Creating a more inclusive system can’t happen overnight. That doesn’t mean teachers can’t try to help their struggling learners now. Following Katz’s method of integrating subjects and using non-classroom learning is a good start. According to Bloom, work placements are another way to offer experiences teenagers may not get in a classroom. It also gives them the chance to talk to a company’s employees, who may be immigrants or gifted learners themselves. That, he says, can “stimulate behaviours and choices and commit people to staying in school.”

Unfortunately, changing the system won’t be easy. That’s partly due to the fact that teachers have no incentive to innovate. Claudia Hepburn, a senior fellow at the Fraser Institute, says teachers aren’t challenging students, since they have no reason to. They don’t have autonomy, and they’re not usually rewarded for thinking creatively. One way to rectify this, says Hepburn, is to allow underperforming schools to close, remove district barriers so anyone can go to any school, and fund private institutions across the country. If competition increases, she says, schools will be forced to innovate or see their students walk out the door.

Without changes, though, it’s a real possibility that Canada’s high education rankings could drop. We’re already suffering in a couple areas. A 2008 Conference Board of Canada paper revealed that, out of 17 countries, Canada graduates the second-least number of Ph.D. students, while 12 countries graduate more people in science, math, computer science and engineering than we do. “Canada not only needs to produce more ?smart people,’ it needs to support them by encouraging appropriate innovation policies and strategies,” says the report.

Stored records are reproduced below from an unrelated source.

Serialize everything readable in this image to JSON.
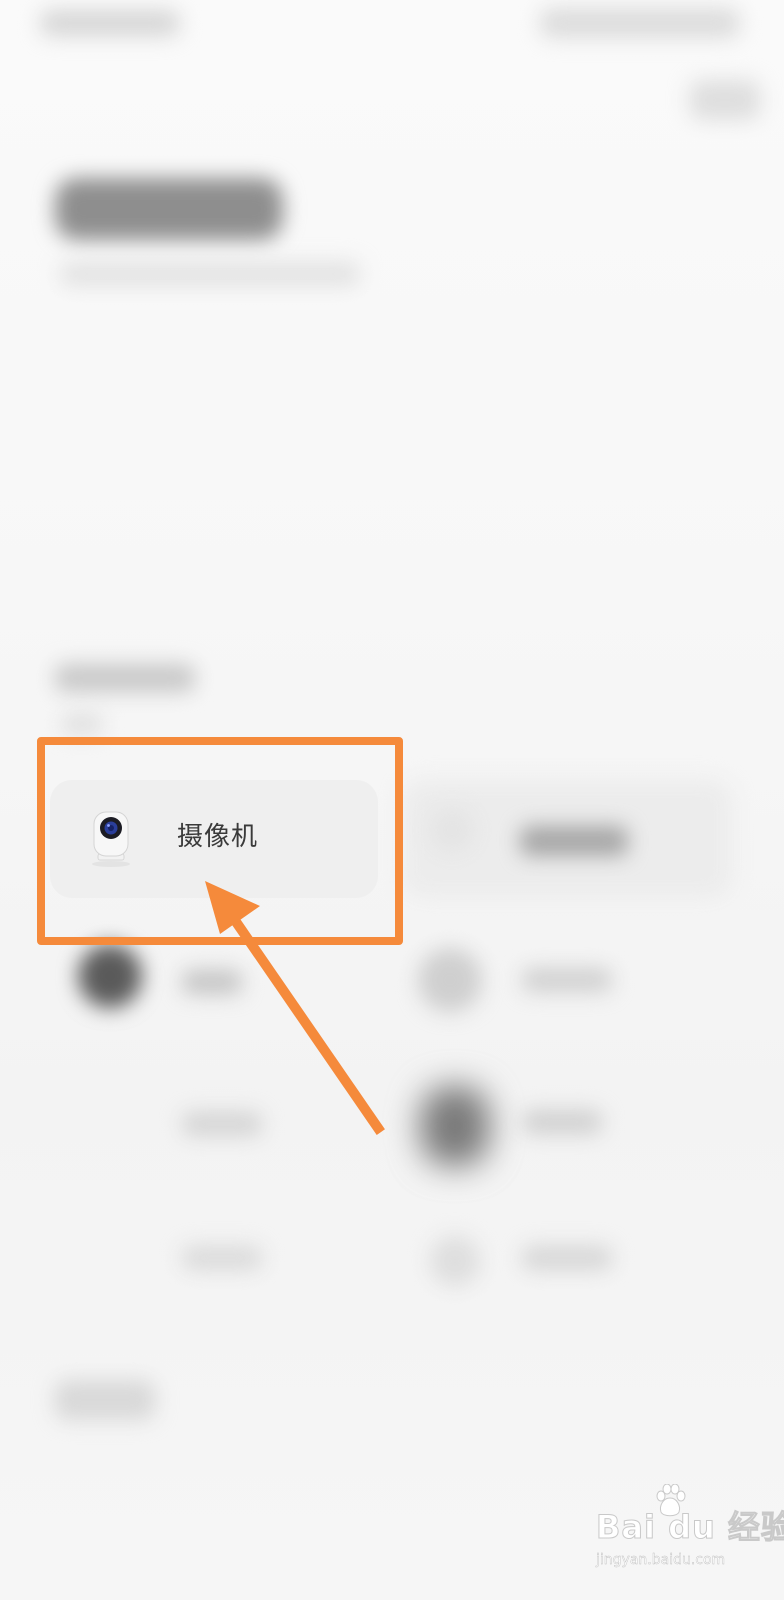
{
  "device_list": {
    "camera_item": {
      "label": "摄像机",
      "icon": "camera-icon"
    }
  },
  "annotation": {
    "highlight_color": "#f58a3b",
    "arrow_color": "#f58a3b"
  },
  "watermark": {
    "logo_text": "Bai  du 经验",
    "url": "jingyan.baidu.com"
  }
}
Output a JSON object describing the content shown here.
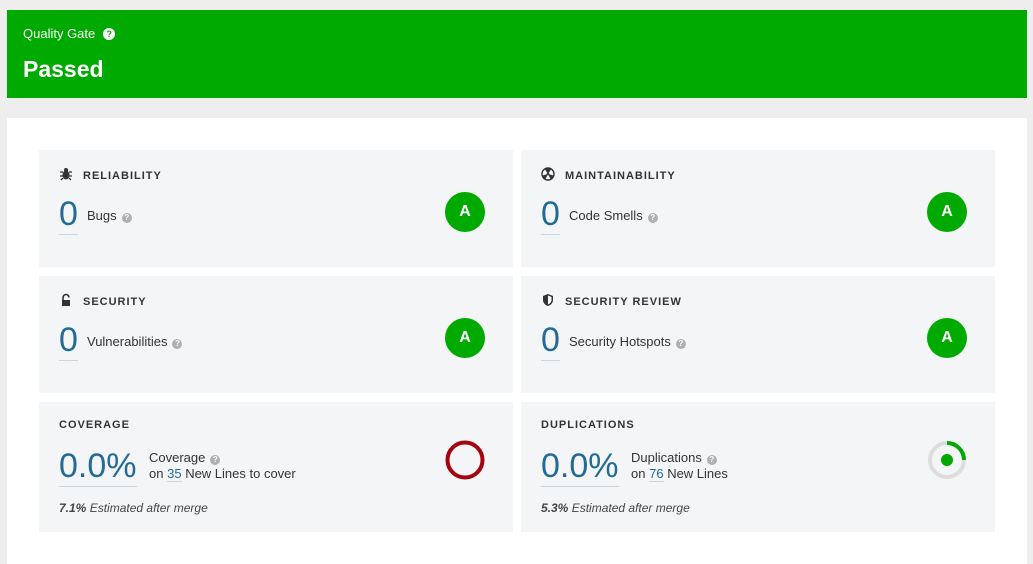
{
  "gate": {
    "label": "Quality Gate",
    "help": "?",
    "status": "Passed"
  },
  "reliability": {
    "title": "RELIABILITY",
    "icon": "bug-icon",
    "value": "0",
    "label": "Bugs",
    "rating": "A"
  },
  "maintainability": {
    "title": "MAINTAINABILITY",
    "icon": "radiation-icon",
    "value": "0",
    "label": "Code Smells",
    "rating": "A"
  },
  "security": {
    "title": "SECURITY",
    "icon": "lock-icon",
    "value": "0",
    "label": "Vulnerabilities",
    "rating": "A"
  },
  "security_review": {
    "title": "SECURITY REVIEW",
    "icon": "shield-icon",
    "value": "0",
    "label": "Security Hotspots",
    "rating": "A"
  },
  "coverage": {
    "title": "COVERAGE",
    "value": "0.0%",
    "label": "Coverage",
    "on": "on",
    "lines": "35",
    "lines_label": "New Lines to cover",
    "estimate": "7.1%",
    "estimate_label": "Estimated after merge",
    "gauge_color": "#a4030f"
  },
  "duplications": {
    "title": "DUPLICATIONS",
    "value": "0.0%",
    "label": "Duplications",
    "on": "on",
    "lines": "76",
    "lines_label": "New Lines",
    "estimate": "5.3%",
    "estimate_label": "Estimated after merge",
    "gauge_color": "#00aa00"
  },
  "help_glyph": "?"
}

It will cost the government billions to alter the system, but it will be even more costly if they don’t. “Unless you’re planning to shoot kids, tax dollars will support them,” says Katz. The choice the government needs to make is how they want to support those students. If they do it proactively, they’ll wind up with more taxpayers; otherwise, more people end up on welfare and in prison.

It’s unlikely the government will fix the system any time soon, though. With most parents pleased with the status quo, there’s no real push for change. Some teachers, like Katz, are doing innovative work, but until everyone gets on board, things will stay more or less the same. It may take a bad report card — in the form of Canada’s education scores dropping — to spur some real changes.